Sunday, March 24, 2013

Helping Hands

There are days when what I do for a living can only sound dignified, can only sound justified, if gentrified with some fancy-schmancy code talk like "hands on" or "one on one", boutique language for old fashioned pick 'em up and set  'em down grunt work. The kind of work Henry Ford conceived assembly lines for.  The kind of work "our fathers brought forth on this continent" back when Lincoln wrote the Gettysburg Address.  The same kind of work family members on both sides did with their backs, and their arms, their calloused hands with broken knuckles, their sun reddened necks and their sun squinted eyes.  My house has indoor plumbing, climate control, and electronic comforts they couldn't conceive of, but if we met at table over the noon meal, we would be comrades, understanding both the pressure of the calendar, the urgency of daylight, and the limitations imposed by two arms and two legs.

So....there are nights when I ponder my age as I finish my devotions, and the impending, if not ongoing, decline in strength, stamina, and, most terrifying, memory.  And I watch my energetic and intelligent children work like there is no tomorrow in a business full of risks both natural and man made; I cannot guarantee their futures, their success, with my efforts or prayers.  Hard work flattens the uphill battle, but can never make the path smooth.

But every spring, hope does leap for joy as the earth awakens...again.  And to the cycle of the seasons, we add our own age old tale of fathers and sons, mothers and daughters, families following the footsteps of those before, learning by example how to get up, gather your tools, start your task, organize your day, pay attention to your surroundings, and work together.  Designing a bridge; writing an editorial; researching a cure; stringing wire; welding; driving cross country; teaching twelve year olds; counseling; protecting our nation; these tasks do not allow you to 'bring your kid to work'. But my job does.  And therein lies much of the joy of this hand-to-plant, hose-to-water, soil-to-pot, work.

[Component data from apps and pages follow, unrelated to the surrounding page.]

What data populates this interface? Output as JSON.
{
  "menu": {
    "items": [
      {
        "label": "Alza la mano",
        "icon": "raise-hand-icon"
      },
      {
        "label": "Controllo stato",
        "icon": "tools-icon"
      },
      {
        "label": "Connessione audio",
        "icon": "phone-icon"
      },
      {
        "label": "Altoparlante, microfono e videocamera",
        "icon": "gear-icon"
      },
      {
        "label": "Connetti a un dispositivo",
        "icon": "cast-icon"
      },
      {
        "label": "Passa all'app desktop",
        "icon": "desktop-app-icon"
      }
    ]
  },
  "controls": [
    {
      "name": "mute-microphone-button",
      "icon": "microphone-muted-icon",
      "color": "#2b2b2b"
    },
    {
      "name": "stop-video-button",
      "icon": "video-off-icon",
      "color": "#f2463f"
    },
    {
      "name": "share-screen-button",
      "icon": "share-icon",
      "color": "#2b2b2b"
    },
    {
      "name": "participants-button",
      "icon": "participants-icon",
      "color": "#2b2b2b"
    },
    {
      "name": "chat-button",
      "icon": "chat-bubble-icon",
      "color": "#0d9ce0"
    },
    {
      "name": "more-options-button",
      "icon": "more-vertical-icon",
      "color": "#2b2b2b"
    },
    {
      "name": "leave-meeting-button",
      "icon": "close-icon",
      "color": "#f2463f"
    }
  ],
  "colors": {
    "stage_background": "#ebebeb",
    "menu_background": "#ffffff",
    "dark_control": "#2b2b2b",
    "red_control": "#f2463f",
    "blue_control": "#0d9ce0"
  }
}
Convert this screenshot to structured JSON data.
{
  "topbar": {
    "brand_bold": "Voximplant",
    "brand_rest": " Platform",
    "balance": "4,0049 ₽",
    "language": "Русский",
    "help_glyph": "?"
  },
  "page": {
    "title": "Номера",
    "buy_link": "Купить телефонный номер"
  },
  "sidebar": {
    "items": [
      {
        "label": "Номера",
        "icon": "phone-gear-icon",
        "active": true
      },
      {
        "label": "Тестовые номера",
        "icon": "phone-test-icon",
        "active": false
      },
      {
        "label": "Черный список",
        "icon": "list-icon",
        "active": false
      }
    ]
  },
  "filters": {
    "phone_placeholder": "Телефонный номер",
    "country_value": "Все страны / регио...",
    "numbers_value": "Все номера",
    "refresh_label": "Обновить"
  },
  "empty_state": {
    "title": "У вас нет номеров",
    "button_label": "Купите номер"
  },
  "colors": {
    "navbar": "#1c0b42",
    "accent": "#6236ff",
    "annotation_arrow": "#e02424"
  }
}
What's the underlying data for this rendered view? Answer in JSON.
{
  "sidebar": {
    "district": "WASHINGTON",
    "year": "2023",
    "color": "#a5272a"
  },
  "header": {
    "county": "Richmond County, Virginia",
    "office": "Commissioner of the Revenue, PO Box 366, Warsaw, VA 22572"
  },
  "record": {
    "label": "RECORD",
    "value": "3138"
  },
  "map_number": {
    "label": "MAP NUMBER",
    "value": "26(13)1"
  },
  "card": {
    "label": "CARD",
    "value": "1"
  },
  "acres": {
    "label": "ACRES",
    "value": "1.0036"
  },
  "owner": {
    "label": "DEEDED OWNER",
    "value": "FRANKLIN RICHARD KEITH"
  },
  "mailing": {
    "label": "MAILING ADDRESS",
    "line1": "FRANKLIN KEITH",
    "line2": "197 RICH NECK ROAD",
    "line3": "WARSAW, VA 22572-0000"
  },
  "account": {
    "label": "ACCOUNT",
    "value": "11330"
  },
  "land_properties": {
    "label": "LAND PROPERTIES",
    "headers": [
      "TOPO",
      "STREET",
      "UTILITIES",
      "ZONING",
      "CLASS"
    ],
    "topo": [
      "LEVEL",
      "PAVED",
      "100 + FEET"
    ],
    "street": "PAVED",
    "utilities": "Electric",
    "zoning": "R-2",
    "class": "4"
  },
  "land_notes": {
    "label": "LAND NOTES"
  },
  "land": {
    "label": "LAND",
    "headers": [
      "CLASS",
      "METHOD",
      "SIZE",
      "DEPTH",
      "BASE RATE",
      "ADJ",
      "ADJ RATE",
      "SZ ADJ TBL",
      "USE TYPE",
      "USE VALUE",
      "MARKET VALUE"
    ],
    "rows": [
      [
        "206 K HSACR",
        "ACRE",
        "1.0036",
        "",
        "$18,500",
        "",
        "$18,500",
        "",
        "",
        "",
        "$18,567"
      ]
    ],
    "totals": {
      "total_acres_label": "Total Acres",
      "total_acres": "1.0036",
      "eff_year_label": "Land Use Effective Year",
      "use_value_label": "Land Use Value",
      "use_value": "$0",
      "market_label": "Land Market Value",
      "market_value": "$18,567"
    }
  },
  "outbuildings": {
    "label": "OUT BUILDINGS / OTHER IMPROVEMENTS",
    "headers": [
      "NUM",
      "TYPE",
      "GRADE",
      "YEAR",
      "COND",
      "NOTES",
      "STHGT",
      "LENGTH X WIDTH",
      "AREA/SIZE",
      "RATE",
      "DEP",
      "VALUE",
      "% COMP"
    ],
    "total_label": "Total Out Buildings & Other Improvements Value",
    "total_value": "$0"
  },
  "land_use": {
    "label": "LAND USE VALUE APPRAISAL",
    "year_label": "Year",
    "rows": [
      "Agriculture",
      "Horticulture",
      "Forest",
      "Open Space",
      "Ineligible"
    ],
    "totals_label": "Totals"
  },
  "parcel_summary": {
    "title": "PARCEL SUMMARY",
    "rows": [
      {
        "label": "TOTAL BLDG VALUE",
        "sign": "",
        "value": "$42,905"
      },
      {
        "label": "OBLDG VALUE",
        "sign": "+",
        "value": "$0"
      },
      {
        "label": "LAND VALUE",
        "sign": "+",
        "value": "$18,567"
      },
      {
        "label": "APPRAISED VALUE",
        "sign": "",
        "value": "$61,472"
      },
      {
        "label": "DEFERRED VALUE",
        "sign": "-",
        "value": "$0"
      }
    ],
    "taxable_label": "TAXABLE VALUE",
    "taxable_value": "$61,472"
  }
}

If you ask most farmers, they have stories to tell about working with their parents, their grandparents.  I learned to work from my folks: it didn't come natural...and we considered teaching our kids to work part of our calling as parents.  Our peculiar advantage as self employed farmers and small businessmen was the ability to lead by example; our intense pleasure was that of working alongside our children and watching them grow in maturity and responsibility until there was no need to check their work.Their word was their bond.
Now it's their turn to meld parenthood and vocation, to balance ability with responsibility and channel youthful enthusiasm into constructive accomplishment.  Little hands put tags on baskets, or take a turn writing labels for seed trays, or plant cages around baby tomatoes.  Learning to water is not as easy as it looks! Working with dad and mom at menial tasks means the word 'menial' won't be part of their vocabulary; no task is 'make work' when every minute is valuable.

All work, no play makes Jack a dull boy, but a greenhouse is a fine place for imagination to run wild, like a jungle gym or battlefield, for sidewalk art or kickball, for building forts and smokehouses, castles and kitchens. There is plenty of time for kids to be kids with nary a screen in sight.

Because business and pleasure travel hand in hand if you work with your family.  Decisions are made with one eye on the bottom line and the other........ on where the two year old might have run off to.

Great minds thinking together..


  1. Hey there! I found your blog via MO Farm Bureau Facebook Page. I was wondering if you would care to write a feature for our blog "Faces of Agriculture" -
    I hope you take a chance to visit us and if you are interested please e-mail was at


  2. I didn't know you had a blog! I also found your blog on the Mo Farm Bureau Facebook... I am writing my own blog and I find that it helps to look around and see how other agriculturists are telling their stories. I really enjoyed reading your post, and I love your layout! If you are ever curious here is a link to my blog